Children, Inc. – Director, Innovation Lab
Sarah Zawaly is an experienced and dedicated director at the Innovation Lab of Children, Inc. Children, Inc. is a nonprofit provider in childcare, family support, and school age services in Greater Cincinnati. The United Way Agency Partner has a mission to provide innovative programs to grow knowledge, skills, and strengths allowing families, children, and communities to flourish.
Through her own education and experience, Sarah has a comprehensive understanding of the impact reading has on a child. Her motivation to provide assistance to these emerging readers is inspiring as she works to influence the community.
Sarah’s relentless efforts and enthusiasm was noticeable as she shared her strategies with us. Keep reading to hear those strategies and how her journey has allowed her to positively affect so many young readers.
When did you decide to become involved in education?
I became a 4th grade teacher right out of college. I taught children who had experienced trauma and struggled maintaining in a typical classroom. None of my students were reading on grade level when they came to my classroom. I was amazed by their determination and resilience. With a consistent classroom routine and dedicated reading support the majority of my students were reading at grade level by the end of the year. As a student would gain their reading skills I would see their confidence soar; becoming a reader changed everything.
Why did you choose this field?
It was because of this experience I became interested in the first few years of life and the impact those years have on all future learning, relationships and emotional wellness. I decided to come back to Cincinnati where I received my Masters in Social Work and focused on supporting parents and their children ages 0-6. I practiced therapy and spent a lot of time in early childhood classrooms. It was here where I learned about the impact reading to a child can have on attachment and social-emotional wellness.
How do you motivate your students to become active learners?
Now that I am at Children, Inc. in the Innovation Lab I get to focus a lot of my time on strategies to support our youngest readers.
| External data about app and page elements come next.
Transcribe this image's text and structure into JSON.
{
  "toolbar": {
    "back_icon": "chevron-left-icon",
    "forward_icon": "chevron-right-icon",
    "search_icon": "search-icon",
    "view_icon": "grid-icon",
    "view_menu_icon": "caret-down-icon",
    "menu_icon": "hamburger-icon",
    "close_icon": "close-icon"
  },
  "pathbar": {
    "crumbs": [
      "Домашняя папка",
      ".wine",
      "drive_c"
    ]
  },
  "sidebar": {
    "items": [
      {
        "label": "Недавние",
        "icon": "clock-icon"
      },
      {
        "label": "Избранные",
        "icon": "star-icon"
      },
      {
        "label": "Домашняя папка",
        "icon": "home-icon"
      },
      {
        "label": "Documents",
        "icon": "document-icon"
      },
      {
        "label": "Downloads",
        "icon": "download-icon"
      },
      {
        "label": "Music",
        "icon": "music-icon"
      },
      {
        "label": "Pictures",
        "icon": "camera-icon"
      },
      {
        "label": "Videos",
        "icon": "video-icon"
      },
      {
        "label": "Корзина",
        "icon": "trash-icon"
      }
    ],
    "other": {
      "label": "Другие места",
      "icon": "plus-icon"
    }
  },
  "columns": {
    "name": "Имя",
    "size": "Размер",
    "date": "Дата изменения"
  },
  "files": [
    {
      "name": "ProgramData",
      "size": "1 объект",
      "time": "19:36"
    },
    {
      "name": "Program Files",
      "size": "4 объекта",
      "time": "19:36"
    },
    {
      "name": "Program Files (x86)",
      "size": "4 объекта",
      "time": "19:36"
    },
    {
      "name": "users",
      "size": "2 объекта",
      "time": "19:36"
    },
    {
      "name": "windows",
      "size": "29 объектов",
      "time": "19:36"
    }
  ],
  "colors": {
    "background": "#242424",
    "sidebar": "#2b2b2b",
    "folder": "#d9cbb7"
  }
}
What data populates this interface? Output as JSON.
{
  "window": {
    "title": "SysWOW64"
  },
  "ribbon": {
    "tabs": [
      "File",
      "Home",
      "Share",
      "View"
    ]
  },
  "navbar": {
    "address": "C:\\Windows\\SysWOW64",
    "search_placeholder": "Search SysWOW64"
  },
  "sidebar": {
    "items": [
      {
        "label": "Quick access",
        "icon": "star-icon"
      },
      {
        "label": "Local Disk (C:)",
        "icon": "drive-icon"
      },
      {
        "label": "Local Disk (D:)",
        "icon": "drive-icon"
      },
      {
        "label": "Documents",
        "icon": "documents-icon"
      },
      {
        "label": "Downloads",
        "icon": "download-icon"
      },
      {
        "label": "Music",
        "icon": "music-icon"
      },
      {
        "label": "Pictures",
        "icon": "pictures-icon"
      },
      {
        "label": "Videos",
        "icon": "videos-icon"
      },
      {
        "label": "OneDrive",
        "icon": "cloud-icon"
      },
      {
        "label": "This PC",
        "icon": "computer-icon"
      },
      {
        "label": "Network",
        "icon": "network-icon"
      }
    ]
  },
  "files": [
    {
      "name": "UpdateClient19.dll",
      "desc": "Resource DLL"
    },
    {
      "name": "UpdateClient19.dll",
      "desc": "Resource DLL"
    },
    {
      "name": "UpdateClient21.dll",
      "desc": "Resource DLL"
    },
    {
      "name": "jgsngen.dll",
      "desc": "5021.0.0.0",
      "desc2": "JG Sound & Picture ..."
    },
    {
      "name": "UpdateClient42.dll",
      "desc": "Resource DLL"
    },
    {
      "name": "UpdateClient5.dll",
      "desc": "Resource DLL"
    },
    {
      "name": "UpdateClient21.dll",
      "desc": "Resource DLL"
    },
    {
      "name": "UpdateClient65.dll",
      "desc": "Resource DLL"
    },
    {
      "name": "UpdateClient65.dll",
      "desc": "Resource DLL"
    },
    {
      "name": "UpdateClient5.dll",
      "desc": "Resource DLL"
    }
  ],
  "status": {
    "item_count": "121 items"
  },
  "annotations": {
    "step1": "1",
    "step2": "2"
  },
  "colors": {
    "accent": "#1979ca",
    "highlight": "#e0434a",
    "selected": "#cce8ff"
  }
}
One well researched strategy that I ALWAYS share with parents is letting your child become the storyteller! Use books to promote conversations, ask questions about the pictures and give time for your child to respond. Talking to your child is one of the best ways for he or she to build their vocabulary. Use the time in the car, at the grocery store, or while changing a diaper to give them a “play by play” of what is happening around them. The more words your child hears in the first few years of life the better prepared he will be for reading.
How do you approach teaching and technology together?
The best way to motivate our youngest learners is to make reading exciting! Find colorful, engaging books, use voices for characters, and ask questions about the story. Your excitement will motivate your child to want to read more! As children get older they will be interested in technology and it too can be a tool to reinforce the reading you do together. Just remember nothing can replace the interactions you have with your child when it comes to emerging literacy skills.
What are your strategies to improve the literacy skills of your students?
- Make reading part of your daily routine.
- Create a reading and writing nook in your home.
- Have crayons available for your toddler and pencils and markers as he or she gets older.
- Have a variety of books out for your child to explore
- Talk, Talk, Talk!! Provide a language rich environment.
- Encourage your child to be the storyteller!
- Download Rx for Success to get tips and reminders on ways to promote emerging literacy skills.
Know any other Literacy Leaders in your life?
Please let us know – We would love to learn more and share their hard work. Click here to nominate a friend, an educator, or even yourself!